> _What is being asked_
Find and copy each line of the data that includes "title".

(Entries from a dataset of interfaces)

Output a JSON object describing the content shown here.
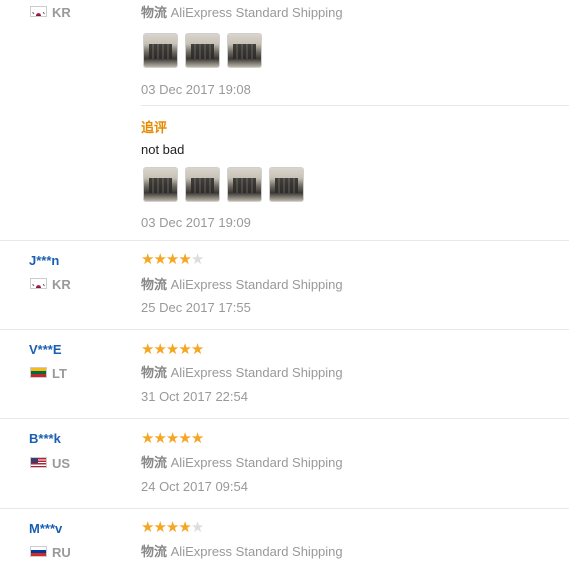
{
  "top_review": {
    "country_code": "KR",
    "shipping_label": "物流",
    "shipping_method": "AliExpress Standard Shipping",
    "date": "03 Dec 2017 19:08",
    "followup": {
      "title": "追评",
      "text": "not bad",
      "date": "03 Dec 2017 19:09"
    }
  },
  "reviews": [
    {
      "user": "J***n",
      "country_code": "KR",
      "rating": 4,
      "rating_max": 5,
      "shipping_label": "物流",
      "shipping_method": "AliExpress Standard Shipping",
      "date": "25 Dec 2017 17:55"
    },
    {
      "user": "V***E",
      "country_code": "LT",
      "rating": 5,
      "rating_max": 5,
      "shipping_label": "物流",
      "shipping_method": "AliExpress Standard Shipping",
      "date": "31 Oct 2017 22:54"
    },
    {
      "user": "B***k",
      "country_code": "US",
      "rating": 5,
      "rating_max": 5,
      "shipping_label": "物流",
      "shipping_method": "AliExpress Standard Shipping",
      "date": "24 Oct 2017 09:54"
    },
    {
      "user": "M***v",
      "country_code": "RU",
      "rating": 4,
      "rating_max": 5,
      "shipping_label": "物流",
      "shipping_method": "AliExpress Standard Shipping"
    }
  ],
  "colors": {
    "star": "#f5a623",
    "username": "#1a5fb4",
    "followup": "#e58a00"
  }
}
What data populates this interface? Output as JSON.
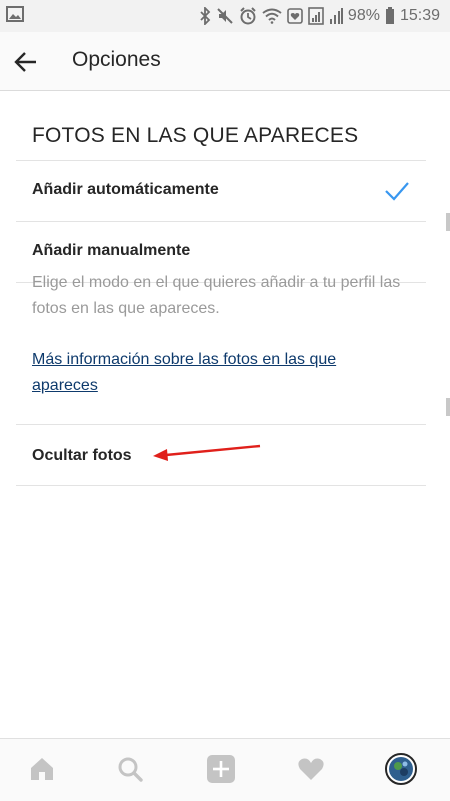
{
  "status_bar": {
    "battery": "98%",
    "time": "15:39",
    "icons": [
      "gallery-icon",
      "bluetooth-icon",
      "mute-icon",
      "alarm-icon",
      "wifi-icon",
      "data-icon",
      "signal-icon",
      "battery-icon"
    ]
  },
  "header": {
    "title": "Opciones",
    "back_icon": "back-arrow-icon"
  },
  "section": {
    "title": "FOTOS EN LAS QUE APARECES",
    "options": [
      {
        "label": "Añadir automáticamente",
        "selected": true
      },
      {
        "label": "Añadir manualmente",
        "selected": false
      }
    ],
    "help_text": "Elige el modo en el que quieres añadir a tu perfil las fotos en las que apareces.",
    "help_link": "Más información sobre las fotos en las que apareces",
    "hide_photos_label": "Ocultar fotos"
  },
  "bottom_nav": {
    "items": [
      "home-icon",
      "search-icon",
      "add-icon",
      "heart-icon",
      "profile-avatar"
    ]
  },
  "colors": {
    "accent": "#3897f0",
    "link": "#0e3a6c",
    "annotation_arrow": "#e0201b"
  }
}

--

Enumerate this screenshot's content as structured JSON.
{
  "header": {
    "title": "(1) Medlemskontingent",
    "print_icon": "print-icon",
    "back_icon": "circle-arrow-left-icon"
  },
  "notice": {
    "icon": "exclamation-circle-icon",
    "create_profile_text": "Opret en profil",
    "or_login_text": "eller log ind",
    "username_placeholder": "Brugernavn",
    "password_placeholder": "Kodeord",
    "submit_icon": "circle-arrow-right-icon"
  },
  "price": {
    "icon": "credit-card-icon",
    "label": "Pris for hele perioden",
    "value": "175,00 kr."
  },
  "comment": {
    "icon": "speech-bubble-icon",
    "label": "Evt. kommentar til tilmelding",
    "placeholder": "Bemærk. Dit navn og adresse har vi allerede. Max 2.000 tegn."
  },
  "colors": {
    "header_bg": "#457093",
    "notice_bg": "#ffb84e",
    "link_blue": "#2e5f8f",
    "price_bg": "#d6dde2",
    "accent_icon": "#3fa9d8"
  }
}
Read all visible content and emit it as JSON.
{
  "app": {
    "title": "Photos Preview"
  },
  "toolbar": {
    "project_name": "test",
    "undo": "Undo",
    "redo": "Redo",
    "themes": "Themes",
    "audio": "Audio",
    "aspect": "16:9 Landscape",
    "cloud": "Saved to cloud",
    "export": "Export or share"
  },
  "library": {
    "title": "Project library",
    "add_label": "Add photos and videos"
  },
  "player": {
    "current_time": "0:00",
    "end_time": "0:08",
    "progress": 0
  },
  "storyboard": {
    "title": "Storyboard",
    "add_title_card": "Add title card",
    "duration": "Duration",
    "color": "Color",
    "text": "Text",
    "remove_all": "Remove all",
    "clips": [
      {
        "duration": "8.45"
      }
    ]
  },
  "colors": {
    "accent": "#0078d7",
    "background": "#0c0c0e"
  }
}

> _Solved problem_
      "title": "追评",
    "title": "Opciones",
    "title": "FOTOS EN LAS QUE APARECES",
    "title": "(1) Medlemskontingent",
    "title": "Photos Preview"
    "title": "Project library",
    "title": "Storyboard",
    "add_title_card": "Add title card",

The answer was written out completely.